In an autonomous rideshare scenario, the system could utilize user profiles, trip history, as well as location- and time-based information. Combined with fleet-level information to provide contextualized safety recommendations, rideshare passengers would be granted a new kind of control over their trip. For example, an autonomous system could suggest a route through a populated area at night, instead of only suggesting time-efficient or scenic (yet deserted) routes.
Women’s safety concerns also tend to change based on the people they’re traveling with. When traveling with children, passengers appreciate friendly alerts such as “Young children should not be sitting in this seat due to potential risks from airbags”. The autonomous system could make use of available profile information and equipped sensing technologies to identify the passengers inside the vehicle, and respond accordingly to improve safety and accessibility. If a passenger is older or physically-challenged, the vehicle could stop a little longer when dropping them off and notify their preferred contact for assistance at the destination.

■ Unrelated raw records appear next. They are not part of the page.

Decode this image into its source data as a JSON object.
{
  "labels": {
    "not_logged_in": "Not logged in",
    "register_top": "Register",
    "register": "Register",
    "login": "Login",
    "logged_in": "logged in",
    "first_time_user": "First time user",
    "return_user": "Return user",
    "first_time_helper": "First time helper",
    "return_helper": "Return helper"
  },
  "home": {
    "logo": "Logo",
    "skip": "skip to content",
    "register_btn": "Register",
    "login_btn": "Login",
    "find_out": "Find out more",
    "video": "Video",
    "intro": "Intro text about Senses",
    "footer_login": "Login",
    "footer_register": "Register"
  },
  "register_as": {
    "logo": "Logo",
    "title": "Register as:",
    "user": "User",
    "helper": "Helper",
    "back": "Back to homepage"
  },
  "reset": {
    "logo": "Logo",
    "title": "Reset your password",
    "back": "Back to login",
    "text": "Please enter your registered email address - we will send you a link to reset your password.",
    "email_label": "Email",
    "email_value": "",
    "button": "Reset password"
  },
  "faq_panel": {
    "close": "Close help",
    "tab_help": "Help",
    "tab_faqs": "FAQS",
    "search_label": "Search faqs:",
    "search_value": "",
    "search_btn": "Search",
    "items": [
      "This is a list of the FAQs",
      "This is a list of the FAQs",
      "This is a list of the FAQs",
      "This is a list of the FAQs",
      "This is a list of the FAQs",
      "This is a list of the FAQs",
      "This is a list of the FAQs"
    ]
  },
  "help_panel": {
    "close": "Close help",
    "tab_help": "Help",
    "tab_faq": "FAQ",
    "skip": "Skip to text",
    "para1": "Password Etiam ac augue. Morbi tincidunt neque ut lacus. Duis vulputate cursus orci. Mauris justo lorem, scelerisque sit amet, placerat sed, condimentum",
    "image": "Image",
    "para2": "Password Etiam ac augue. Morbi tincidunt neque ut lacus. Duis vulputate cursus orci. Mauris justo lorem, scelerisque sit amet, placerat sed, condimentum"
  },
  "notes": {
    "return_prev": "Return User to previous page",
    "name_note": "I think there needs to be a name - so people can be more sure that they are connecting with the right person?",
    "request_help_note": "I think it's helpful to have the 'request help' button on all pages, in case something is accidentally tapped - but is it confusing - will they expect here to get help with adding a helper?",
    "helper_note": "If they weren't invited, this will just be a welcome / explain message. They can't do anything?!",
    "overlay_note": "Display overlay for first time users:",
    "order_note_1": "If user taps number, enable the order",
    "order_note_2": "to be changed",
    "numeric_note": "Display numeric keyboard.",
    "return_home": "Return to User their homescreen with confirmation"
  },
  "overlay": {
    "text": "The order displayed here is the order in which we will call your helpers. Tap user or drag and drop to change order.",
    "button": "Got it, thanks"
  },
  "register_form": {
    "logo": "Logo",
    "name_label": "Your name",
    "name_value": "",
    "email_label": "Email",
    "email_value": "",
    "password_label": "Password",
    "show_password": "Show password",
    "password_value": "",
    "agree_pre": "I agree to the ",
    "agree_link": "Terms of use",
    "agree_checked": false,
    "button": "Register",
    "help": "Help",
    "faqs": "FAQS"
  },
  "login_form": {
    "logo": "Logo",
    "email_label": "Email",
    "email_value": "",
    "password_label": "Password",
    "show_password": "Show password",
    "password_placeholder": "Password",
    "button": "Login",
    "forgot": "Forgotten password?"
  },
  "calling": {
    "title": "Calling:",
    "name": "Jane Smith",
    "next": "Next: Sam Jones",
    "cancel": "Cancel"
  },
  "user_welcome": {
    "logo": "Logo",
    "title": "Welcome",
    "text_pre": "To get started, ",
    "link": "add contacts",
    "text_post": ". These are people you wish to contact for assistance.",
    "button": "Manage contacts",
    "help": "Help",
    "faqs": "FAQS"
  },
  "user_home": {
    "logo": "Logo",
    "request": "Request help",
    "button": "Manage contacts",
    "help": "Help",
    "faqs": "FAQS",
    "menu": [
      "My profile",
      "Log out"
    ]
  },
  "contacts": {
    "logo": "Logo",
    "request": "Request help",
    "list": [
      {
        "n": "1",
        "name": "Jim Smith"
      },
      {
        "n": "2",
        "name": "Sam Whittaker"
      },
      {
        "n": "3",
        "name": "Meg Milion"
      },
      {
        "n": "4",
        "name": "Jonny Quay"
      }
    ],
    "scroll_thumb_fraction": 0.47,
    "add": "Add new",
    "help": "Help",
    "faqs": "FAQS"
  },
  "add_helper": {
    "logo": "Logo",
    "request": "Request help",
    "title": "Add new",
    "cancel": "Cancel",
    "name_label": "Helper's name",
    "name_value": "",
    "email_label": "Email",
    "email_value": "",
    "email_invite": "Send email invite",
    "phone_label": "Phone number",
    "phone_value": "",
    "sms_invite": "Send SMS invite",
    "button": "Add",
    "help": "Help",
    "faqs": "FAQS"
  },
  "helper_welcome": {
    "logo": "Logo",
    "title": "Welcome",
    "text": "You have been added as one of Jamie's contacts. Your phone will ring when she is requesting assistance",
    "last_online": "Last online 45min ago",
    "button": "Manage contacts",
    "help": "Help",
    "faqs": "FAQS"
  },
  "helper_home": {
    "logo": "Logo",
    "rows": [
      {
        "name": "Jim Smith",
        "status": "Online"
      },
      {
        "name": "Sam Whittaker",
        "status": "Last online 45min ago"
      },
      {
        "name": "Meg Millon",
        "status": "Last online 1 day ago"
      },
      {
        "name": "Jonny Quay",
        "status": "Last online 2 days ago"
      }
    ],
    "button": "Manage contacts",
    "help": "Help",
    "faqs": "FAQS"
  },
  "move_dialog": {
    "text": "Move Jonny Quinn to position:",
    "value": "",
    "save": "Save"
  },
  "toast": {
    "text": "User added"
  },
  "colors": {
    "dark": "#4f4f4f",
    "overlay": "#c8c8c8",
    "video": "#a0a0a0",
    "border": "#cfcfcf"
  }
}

4. Transparency and candor around data will set brands apart from the competition
Safety has long been a key differentiator for automotive brands — especially for women and families. However, many women are still concerned about how autonomous cars will behave when emergency situations arise, and how the technology will handle itself. Autonomous rideshare providers will have to go the extra mile to ensure all their passengers feel safe during their travels. Through our research, TEAGUE has learned brand reputation is a key component in making people feel more safe and confident in autonomous vehicles. In order to build trust in rideshare brands, the experiences they’re providing must be designed for transparency.
In the future, the choice of which rideshare operator to go with may be more about how well a fleet operates: the number of incidents, the accident rate, the amount of miles it has “driven” as a collective, how quickly it can reroute, or how smooth the drive is based on what the algorithm has learned. Sharing fleet-level operational data with the public would allow brands to build trust and set themselves apart.
Uber and Lyft have constantly been under fire for their troublesome privacy policies, from always-on location tracking to “God View” scandals. Brands will have to rethink how transparent they are with customers and the information they’re collecting from them. People are trading more information now than ever before for personalized services, and autonomous systems would be capable of gathering even more extensive amounts of data. Companies can get ahead of the curve through candor and by educating passengers on just what their systems are doing with the data they’re collecting. Even better, brands should consider letting users decide exactly what aspects of their data shadow they would like to allow the AI and machine learning to have access to.
The future is coming fast. This time, we can do things right.
While many of these problems seem like a distant concern, for the vast majority of women — and other vulnerable groups — the transit system we know and use today already needs significant improvements. There is a lack of inclusiveness and diversity throughout the planning, implementation, and operation of the system, and without proper thought, this will extend into our transportation of tomorrow.
The promise of autonomous vehicles is to provide safer mobility for all, so it’s crucial for everyone to play a part in designing and testing them. We urge businesses to invite more women and underrepresented groups to work together on these problems. Now more than ever, we must challenge what we have come to accept in current mobility services. And this time, get it right.